Modern Kannada literature finds its roots in the Early nineteenth century when Maharaja Krishnaraja Wodeyar III and his court poets abandoned the old Champu type of prose in favor of prose recreations of Sanskrit epics and playwrights. Mudramanjusha by Kempu Narayana is the first contemporary book published in Kannada. Furthermore, colonialism in India had a lasting impact on Modern Kannada literature. Translations of Kannada literature and glossaries into European languages as well as other Indian dialects, as well as the establishment of European-style Kannada newspapers and journals were rampant during this time Moreover, interaction with European technology, such as advanced printing technologies, aided in the development of Modern Kannada literature in the nineteenth century.


Q1. Who is known as the father of contemporary Kannada literature? 

B. M. Srikantaiah ('B. M. Sri'), is revered by some as the "Father of modern Kannada literature," as he was the first to advocate original writing in modern Kannada, estranging the language from old courtly greats and emphasizing the importance of English literature's impact.

Q2. What are the three gems of literature in Kannada? 

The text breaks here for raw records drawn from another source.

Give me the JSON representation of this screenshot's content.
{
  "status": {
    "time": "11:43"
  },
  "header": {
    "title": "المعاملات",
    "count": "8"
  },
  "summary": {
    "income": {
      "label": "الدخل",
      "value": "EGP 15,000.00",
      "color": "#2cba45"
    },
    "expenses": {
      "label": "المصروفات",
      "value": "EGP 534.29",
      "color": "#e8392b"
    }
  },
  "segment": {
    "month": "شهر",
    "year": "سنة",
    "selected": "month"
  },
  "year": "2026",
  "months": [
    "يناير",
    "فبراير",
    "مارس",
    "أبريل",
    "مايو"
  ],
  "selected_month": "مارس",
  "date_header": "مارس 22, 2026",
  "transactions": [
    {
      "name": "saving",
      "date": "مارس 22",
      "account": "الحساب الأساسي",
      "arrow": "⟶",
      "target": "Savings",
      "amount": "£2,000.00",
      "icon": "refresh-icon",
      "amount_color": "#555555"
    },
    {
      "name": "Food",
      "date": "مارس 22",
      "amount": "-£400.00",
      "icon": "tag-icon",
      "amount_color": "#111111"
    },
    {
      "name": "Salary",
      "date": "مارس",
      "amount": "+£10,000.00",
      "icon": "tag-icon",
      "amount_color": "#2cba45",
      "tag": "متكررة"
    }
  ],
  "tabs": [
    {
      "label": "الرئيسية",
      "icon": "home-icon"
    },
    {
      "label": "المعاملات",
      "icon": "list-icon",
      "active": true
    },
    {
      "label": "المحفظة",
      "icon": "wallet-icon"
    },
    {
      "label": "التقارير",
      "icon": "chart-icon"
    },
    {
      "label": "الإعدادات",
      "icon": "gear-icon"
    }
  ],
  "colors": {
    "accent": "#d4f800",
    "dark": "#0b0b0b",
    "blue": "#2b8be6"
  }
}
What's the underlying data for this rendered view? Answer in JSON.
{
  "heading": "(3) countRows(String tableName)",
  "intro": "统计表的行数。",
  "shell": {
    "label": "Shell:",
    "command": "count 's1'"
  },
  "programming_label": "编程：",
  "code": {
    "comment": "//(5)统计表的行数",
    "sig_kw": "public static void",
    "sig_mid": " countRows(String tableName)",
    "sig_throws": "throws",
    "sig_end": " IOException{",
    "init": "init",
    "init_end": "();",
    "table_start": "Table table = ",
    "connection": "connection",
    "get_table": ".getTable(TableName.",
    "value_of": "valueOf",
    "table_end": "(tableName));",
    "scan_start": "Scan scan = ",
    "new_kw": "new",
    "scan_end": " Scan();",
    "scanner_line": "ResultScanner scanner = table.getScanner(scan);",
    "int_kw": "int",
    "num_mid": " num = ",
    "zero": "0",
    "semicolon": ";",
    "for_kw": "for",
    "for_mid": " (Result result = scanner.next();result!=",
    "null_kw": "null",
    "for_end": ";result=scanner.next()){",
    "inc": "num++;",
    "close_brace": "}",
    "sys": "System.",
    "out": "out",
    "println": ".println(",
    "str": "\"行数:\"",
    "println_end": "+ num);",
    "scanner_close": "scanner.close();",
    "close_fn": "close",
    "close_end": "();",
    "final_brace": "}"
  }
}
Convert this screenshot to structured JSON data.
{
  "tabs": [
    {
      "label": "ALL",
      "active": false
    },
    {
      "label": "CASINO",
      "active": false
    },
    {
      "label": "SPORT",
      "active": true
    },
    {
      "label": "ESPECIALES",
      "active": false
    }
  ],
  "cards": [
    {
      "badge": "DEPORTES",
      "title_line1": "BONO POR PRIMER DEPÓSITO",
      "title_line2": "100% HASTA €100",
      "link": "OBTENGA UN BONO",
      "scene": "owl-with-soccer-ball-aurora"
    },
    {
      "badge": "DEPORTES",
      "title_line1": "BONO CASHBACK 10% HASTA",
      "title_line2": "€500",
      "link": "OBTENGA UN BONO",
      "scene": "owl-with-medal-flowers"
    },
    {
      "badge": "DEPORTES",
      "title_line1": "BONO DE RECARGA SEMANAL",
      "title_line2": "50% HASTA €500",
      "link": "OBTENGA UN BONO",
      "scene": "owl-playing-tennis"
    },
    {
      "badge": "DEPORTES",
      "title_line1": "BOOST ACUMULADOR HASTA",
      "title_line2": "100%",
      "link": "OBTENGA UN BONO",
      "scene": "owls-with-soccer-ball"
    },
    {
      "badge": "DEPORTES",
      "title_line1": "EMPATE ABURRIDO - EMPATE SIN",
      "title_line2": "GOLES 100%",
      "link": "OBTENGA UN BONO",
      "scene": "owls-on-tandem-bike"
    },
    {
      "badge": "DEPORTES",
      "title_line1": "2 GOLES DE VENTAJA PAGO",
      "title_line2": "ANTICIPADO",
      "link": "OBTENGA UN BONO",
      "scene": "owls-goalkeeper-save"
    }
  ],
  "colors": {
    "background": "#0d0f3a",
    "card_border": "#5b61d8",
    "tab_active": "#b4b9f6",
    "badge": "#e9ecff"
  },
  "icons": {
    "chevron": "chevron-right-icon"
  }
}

The ‘three gems of Kannada literature’ are the collection of literary works authored by the Jain writers Adikavi Pampa, Sri Ponna, and Ranna. They have been credited with establishing the 10th century as the "Golden Age of Classical Kannada."